The calendar doesn’t flip to 2017 until Sunday. That doesn’t mean we can’t look ahead.
All three local prep girls basketball seasons are well underway and while some things are coming into focus, others remain ambiguous.
Here are the storylines to watch for the Reed, Spanish Springs and Sparks girls basketball seasons in the new year:
Reed Raiders: Can they contend?
Coach Sara Schopper-Ramirez spoke glowingly about her team before the season started.
She said it is the most talented team she’s ever had.
Those are strong words considering she won a state title in 2012. On that team was Gabby Williams, who now starts for UConn. The Huskies have only lost one game since Williams got on campus two and a half years ago. It was an 88-86 overtime loss at No. 6 Stanford in November 2014.
When looking over Reed’s roster, it’s easy to see where Schopper-Ramirez is coming from. The Raiders have six players, maybe more, who could earn all-league honors this year.
Taylor Johnson is one of the scariest shooters in the region. Autumn Wadsworth has been one the team’s leading scorers. Janae Bluehorse was a second-team all-league player at Douglas last year. Vanessa Hernandez was one the of the best players in Northern Nevada a season ago – as a freshman. Few in the 4A North are more athletic than Serene Townsell-Williams. And six-foot center Tori Baer provides a solid interior presence on a guard-heavy squad.
The list of talented players goes deeper than the aforementioned names. Reed has more talent than any team in Northern Nevada.
The biggest obstacle? Youth.
All of the names listed will be back next year. Two are juniors. Three are sophomores. One is a freshman.
So, can this team grow into a threat to Bishop Manogue or Reno?
The Raiders took their first big test of the season in just their second game. They went to Bishop Manogue and fell, 54-44. The deficit was 16 before hitting two triples as the clock drained to triple zeros.
Reno lost at home to Bishop Manogue by an identical margin, 69-59. The transitive property tells us Reed-Reno should be a pretty good game. The two teams meet for the first time Jan. 13 at Reno.
The Raiders have the potential to do something special, but to do so, they have to find a way to beat Reno – then Manogue.
Spanish Springs Cougars: Who are they?
There is no debating Spanish Springs is an improved team this year.

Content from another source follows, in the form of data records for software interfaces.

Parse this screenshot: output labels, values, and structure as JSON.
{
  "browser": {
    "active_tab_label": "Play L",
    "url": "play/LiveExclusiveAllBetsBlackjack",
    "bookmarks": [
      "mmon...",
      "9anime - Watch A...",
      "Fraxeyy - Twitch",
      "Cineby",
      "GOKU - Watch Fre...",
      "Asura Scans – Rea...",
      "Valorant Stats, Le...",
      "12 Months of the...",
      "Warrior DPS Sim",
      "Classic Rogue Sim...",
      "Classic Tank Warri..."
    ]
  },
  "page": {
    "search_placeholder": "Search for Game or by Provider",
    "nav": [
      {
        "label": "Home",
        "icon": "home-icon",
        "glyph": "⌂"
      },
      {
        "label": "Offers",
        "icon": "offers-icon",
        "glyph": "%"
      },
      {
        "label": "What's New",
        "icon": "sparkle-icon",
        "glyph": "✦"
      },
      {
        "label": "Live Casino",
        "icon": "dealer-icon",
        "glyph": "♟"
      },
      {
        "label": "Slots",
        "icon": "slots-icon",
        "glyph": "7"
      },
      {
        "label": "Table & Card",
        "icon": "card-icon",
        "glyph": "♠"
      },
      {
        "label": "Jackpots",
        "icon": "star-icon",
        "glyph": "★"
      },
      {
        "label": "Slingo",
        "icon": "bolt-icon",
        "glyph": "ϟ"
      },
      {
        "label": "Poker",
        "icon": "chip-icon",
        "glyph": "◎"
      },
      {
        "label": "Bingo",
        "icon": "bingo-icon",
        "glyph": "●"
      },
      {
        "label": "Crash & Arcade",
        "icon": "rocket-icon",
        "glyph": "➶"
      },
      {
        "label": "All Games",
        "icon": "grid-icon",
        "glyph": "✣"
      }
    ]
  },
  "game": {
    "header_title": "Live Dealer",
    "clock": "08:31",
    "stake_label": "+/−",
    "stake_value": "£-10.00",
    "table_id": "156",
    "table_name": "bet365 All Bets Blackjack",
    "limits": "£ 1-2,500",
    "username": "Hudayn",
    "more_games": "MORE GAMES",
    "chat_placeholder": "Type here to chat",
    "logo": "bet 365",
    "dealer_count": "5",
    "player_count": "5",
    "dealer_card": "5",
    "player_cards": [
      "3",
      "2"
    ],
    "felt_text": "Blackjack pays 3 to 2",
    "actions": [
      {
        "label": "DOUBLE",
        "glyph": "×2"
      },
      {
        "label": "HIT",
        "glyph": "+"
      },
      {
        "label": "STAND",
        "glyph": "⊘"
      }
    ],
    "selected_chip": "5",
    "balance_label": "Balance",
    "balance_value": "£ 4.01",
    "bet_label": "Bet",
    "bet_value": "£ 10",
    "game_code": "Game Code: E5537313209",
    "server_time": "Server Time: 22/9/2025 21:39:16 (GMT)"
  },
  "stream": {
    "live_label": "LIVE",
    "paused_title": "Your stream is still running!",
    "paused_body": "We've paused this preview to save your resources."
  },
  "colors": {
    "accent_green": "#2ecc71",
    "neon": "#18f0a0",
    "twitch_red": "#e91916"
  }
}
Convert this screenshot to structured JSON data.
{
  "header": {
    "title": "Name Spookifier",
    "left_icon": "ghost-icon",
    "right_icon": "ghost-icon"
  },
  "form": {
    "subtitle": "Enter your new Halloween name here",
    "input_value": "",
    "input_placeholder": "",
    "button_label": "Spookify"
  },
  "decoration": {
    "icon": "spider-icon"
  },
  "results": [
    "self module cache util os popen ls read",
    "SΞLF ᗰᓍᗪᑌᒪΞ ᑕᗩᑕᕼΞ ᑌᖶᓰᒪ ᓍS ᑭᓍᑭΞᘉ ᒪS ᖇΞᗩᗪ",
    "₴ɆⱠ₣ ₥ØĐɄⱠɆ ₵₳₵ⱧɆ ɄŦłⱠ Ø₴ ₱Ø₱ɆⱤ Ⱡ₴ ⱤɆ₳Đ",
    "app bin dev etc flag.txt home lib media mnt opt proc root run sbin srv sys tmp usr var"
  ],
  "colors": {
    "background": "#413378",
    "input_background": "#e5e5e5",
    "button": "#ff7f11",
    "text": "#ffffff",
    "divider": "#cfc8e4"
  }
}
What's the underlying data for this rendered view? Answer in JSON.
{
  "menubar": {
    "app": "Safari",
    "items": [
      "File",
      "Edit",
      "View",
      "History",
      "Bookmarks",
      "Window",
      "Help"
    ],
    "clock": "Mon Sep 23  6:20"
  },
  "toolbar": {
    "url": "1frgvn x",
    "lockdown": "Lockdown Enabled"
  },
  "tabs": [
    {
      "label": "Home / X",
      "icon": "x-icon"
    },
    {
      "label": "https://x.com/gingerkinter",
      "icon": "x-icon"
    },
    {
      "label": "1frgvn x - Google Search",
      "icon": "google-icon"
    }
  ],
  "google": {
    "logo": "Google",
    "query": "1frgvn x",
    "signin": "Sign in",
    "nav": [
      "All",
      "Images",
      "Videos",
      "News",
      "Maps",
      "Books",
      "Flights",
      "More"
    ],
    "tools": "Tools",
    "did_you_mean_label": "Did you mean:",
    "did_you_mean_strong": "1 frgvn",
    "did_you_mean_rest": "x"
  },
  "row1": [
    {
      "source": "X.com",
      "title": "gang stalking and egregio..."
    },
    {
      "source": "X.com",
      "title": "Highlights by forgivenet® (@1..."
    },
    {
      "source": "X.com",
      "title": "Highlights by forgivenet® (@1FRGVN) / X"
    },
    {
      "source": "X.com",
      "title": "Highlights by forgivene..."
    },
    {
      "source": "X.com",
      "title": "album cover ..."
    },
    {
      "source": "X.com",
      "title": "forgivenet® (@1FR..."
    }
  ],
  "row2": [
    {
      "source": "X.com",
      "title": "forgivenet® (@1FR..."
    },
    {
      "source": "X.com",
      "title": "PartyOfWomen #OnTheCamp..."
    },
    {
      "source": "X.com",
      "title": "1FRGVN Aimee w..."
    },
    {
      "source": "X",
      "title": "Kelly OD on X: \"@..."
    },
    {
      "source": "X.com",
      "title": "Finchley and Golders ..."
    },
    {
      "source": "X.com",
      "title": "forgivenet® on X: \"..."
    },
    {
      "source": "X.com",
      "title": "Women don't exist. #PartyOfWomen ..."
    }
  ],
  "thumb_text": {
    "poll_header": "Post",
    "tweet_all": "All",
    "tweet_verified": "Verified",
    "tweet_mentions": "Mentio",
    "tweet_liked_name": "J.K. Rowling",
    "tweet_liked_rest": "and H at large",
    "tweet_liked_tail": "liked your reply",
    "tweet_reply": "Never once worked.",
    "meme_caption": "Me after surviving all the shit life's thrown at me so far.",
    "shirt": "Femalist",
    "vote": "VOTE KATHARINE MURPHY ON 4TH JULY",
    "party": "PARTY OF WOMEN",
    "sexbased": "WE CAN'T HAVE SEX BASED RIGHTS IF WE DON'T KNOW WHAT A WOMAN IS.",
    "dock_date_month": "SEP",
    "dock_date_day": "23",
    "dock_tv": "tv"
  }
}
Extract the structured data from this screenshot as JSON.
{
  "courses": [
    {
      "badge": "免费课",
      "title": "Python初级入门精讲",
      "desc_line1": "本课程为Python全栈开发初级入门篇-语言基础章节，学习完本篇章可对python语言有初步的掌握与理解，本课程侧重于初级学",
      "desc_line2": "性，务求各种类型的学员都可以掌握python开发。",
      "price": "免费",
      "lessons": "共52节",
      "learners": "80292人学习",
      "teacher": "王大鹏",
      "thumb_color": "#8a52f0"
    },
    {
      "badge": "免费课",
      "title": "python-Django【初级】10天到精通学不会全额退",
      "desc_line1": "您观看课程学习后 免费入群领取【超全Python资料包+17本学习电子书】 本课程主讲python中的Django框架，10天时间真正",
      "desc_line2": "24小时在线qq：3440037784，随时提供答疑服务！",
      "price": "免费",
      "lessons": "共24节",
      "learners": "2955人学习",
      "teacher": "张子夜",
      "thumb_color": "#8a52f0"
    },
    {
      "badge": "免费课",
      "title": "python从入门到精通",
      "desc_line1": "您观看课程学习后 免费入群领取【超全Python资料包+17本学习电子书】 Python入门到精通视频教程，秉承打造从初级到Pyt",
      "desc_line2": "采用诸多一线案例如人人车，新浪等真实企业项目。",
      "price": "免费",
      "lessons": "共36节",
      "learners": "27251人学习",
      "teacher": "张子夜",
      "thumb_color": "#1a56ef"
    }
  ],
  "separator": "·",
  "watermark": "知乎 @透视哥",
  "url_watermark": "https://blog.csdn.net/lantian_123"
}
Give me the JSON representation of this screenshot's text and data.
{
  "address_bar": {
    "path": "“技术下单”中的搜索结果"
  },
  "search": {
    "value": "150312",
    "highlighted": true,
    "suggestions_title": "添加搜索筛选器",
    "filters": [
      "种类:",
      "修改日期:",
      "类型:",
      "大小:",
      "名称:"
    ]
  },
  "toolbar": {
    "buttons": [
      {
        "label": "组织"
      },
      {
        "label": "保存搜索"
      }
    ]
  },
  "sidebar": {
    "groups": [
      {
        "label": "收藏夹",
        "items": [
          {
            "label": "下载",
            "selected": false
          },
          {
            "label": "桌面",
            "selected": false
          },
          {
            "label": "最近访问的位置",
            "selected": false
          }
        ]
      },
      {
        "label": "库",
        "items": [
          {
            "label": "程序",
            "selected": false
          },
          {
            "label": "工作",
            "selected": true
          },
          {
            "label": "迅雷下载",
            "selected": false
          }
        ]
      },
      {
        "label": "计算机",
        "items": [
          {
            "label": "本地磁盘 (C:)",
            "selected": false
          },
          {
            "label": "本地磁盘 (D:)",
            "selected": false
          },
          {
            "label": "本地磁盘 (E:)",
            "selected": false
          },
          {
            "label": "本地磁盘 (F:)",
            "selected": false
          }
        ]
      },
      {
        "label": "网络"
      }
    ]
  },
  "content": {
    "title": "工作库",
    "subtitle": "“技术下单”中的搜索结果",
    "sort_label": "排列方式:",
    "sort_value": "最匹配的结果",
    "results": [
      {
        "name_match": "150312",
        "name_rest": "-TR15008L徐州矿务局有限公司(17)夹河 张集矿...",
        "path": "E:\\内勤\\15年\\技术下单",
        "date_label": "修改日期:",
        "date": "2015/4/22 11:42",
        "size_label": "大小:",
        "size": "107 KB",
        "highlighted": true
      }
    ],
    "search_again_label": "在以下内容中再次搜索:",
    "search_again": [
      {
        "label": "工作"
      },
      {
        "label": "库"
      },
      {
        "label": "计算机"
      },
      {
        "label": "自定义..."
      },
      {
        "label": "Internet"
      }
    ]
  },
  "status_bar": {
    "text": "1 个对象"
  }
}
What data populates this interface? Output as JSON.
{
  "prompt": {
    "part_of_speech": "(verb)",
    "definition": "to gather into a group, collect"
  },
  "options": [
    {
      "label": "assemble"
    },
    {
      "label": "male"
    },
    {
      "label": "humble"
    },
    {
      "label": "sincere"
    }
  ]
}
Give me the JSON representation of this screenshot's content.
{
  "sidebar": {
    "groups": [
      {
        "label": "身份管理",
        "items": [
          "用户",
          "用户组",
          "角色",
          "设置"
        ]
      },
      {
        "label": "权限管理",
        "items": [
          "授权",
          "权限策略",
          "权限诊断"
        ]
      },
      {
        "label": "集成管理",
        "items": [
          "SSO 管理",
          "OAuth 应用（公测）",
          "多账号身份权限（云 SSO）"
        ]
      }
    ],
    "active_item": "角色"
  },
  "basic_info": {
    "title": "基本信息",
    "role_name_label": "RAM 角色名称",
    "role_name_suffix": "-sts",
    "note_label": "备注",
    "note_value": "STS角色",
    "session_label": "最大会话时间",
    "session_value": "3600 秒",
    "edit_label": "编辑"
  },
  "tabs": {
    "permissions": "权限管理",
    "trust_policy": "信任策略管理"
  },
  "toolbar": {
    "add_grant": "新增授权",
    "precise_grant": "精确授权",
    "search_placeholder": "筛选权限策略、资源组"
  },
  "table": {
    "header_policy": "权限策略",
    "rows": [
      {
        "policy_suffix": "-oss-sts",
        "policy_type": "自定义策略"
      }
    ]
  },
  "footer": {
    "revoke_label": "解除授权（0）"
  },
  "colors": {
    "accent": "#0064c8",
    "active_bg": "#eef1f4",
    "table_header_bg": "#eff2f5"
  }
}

After winning seven games all of last season, the Cougars have already matched that total 10 games into this year (that’s a 7-3 record for those of us who struggle with math).
Spanish Springs has won six straight for the first time since the 2013-14 season. It can grow the streak to seven tonight against Silverado in Las Vegas in the first game of the Gator Winter Classic. A victory would give the Cougs their first seven-game winning streak since winning the first eight contests of the 2012-13 campaign.
So how good is this team?
It doesn’t have a dominant player like Bishop Manogue (Katie Turner and/or Malia Holt), Reno (Mikayla Shults) or Reed (Johnson, Hernandez, etc.), although Anhelica Shanrock can score points in bunches.
Art Cardenas has the Cougs playing collective basketball. It’s not flashy. It doesn’t scream dominance. It just works.
Night in and night out, nine or 10 different players are contributing.
Now, the schedule has certainly factored in the winning streak. The six wins have come over teams with a combined record of 24-24.
But as the old the cliché states, you can only beat the teams on your schedule.
The game to circle on the Cougs’ schedule looms on Jan. 10, at home, against McQueen. The Lancers (7-3) and Cougars are both unbeaten in 4A North play.
McQueen finished second in the High Desert League a season ago and figures to be in contention for another home playoff game this season.
Call that one a measuring stick game. Call it an identity revealer. Call it whatever you want, but we’ll know more about the Cougs after that one.
Sparks Railroaders: Can they improve?
Wins have been few and far between for the Railroaders for the majority of the last decade.
Including this year’s 0-3 start, Sparks is 12-98 over the last seven seasons. It hasn’t won more than three games in a season over that span.
There are several factors for the massive struggles in the Brickhouse: low turnout, eligibility, inexperience, resources, etc.
First-year coach Tawnya Beck now has the task of reaching down and raising the program for the ashes. She’s said success this year won’t be measured in wins or losses. It will be measured in small victories: Making a backdoor pass, connecting on a left-handed layup, making free throws, etc.
In all likelihood, Sparks’ final record this season this season will mirror those of the previous six. Considering the obstacles, however, the season can’t be ruled anything other than a success if the Railroaders find a way to start executing fundamentals and even hang around in a few games.
The boys hoops storylines to watch will be in next week’s Sparks Tribune.